Ingredients for the Sunbutter layer:

1 cup, all natural, no sugar added Sunbutter

1/2 cup confectioners’ sugar

4 + 1/2 teaspoons unsalted butter

Directions: 

Place Sunbutter, sugar and butter in a medium size bowl and mix together with a wooden spoon until completely smooth.  Set aside.

Now prepare the caramel.

Ingredients for caramel:

2 cups sugar

3/4 light corn syrup

1/2 cup water

1 teaspoon fresh lemon juice

1 cup heavy cream

1 cup sweetened condensed milk

1/4 teaspoon kosher salt

Sea Salt for sprinkling

Directions:

Combine sugar, corn syrup, water and lemon juice in a large saucepan.  Using your hand or a pastry brush, wipe down any sugar crystals on the side of the pan with water.  Over medium-high heat bring the mixture to a boil.  Again wipe down any stray sugar crystals.  Do not stir the caramel from this point on.  The mixture will bubble vigorously.  When the syrup begins to turn golden brown, insert a candy thermometer.  When it reaches 300F, remove the pan from the heat.  Allow to rest for 1 minute.  Add heavy cream and stir until smooth, then whisk in the condensed milk.  Next, add the salt.  Whisk until smooth.

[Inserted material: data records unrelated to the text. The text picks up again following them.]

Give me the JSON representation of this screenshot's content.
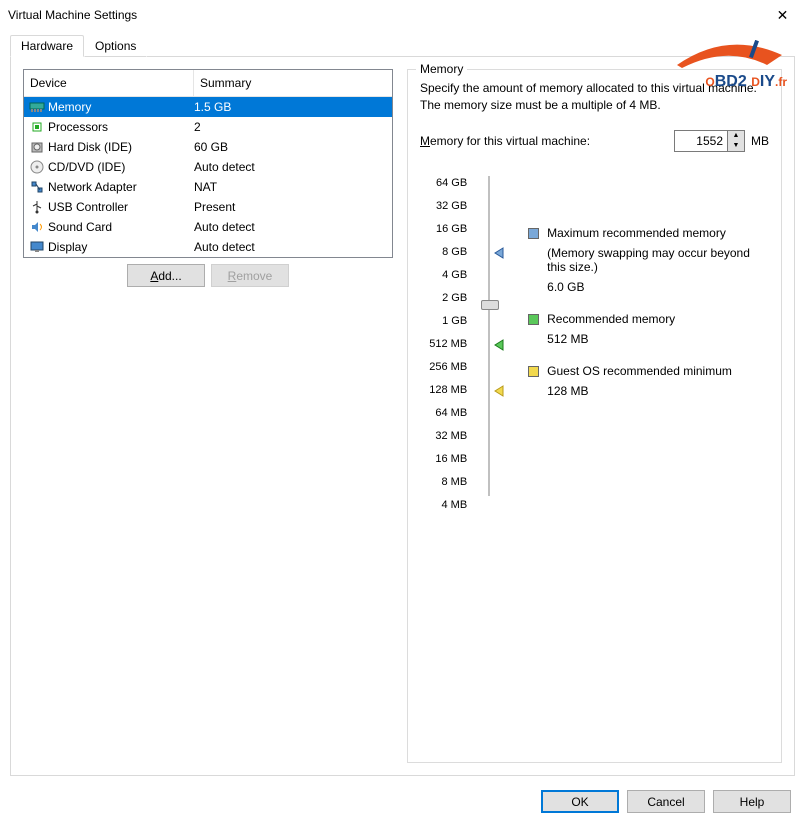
{
  "window": {
    "title": "Virtual Machine Settings"
  },
  "tabs": {
    "hardware": "Hardware",
    "options": "Options"
  },
  "list": {
    "col_device": "Device",
    "col_summary": "Summary",
    "rows": [
      {
        "name": "Memory",
        "summary": "1.5 GB"
      },
      {
        "name": "Processors",
        "summary": "2"
      },
      {
        "name": "Hard Disk (IDE)",
        "summary": "60 GB"
      },
      {
        "name": "CD/DVD (IDE)",
        "summary": "Auto detect"
      },
      {
        "name": "Network Adapter",
        "summary": "NAT"
      },
      {
        "name": "USB Controller",
        "summary": "Present"
      },
      {
        "name": "Sound Card",
        "summary": "Auto detect"
      },
      {
        "name": "Display",
        "summary": "Auto detect"
      }
    ]
  },
  "buttons": {
    "add": "Add...",
    "remove": "Remove",
    "ok": "OK",
    "cancel": "Cancel",
    "help": "Help"
  },
  "memory": {
    "group": "Memory",
    "desc": "Specify the amount of memory allocated to this virtual machine. The memory size must be a multiple of 4 MB.",
    "label": "Memory for this virtual machine:",
    "value": "1552",
    "unit": "MB",
    "ticks": [
      "64 GB",
      "32 GB",
      "16 GB",
      "8 GB",
      "4 GB",
      "2 GB",
      "1 GB",
      "512 MB",
      "256 MB",
      "128 MB",
      "64 MB",
      "32 MB",
      "16 MB",
      "8 MB",
      "4 MB"
    ],
    "legend": {
      "max": {
        "title": "Maximum recommended memory",
        "note": "(Memory swapping may occur beyond this size.)",
        "value": "6.0 GB"
      },
      "rec": {
        "title": "Recommended memory",
        "value": "512 MB"
      },
      "min": {
        "title": "Guest OS recommended minimum",
        "value": "128 MB"
      }
    }
  },
  "watermark": {
    "text": "OBD2 DIY.fr"
  }
}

Return the pan to the heat and stir constantly until the caramel reaches 240F.  Remove from heat and pour over cooled shortbread.  Sprinkle with a bit of sea salt.  Place in the refrigerator and allow to set for 2 hours.  While the caramel layer sets prepare the chocolate glaze.

Ingredients for chocolate glaze:

6 ounces of dark chocolate- chocolate chips are fine

3 tablespoons of butter

Directions:

Slowly, melt the butter and the chocolate in the microwave.  (I checked it every 20 seconds.)  Stir well until completely melted and smooth.

Spread Sunbutter mixture evenly over caramel  layer.  Pour the melted chocolate over the Sunbutter layer.  Smooth with an offset spatula.  Decorate with holiday sprinkles, if desired.  Cover with plastic wrap and place in the refrigerator overnight.  They are easiest to cut when cold.  Cut into squares, big or small and serve.  Enjoy!

**If taking to a party, cut into squares when cold.  Store in an air-tight container in between layers of parchment paper.  Refrigerate until ready to serve.**

5 DIY Sweet Treat Links

If you love chocolate turtles check out Creme de la Crumb’s 3 ingredient caramel cashew clusters.  My mouth is watering!

One of my favorite sweet treats is chocolate covered almonds.  Sally’s Baking Addiction has a recipe for sea salt dark chocolate almond clusters that is now on my  must make soon list.

Love truffles?  Make your own!  Head to Alexandra’s Kitchen for her boozy Grand Marnier chocolate truffles recipe.

Screw moderation.  Make  I Am Baker’s Halloween saltine toffee candy and eat every last bite.  You deserve it!

Dealing with nut-allergies?  We are too.  I feel your anxiety especially around Halloween. Head to The Kitchn  and check out 5 nut-free Halloween treats that are sure to make your kids smile.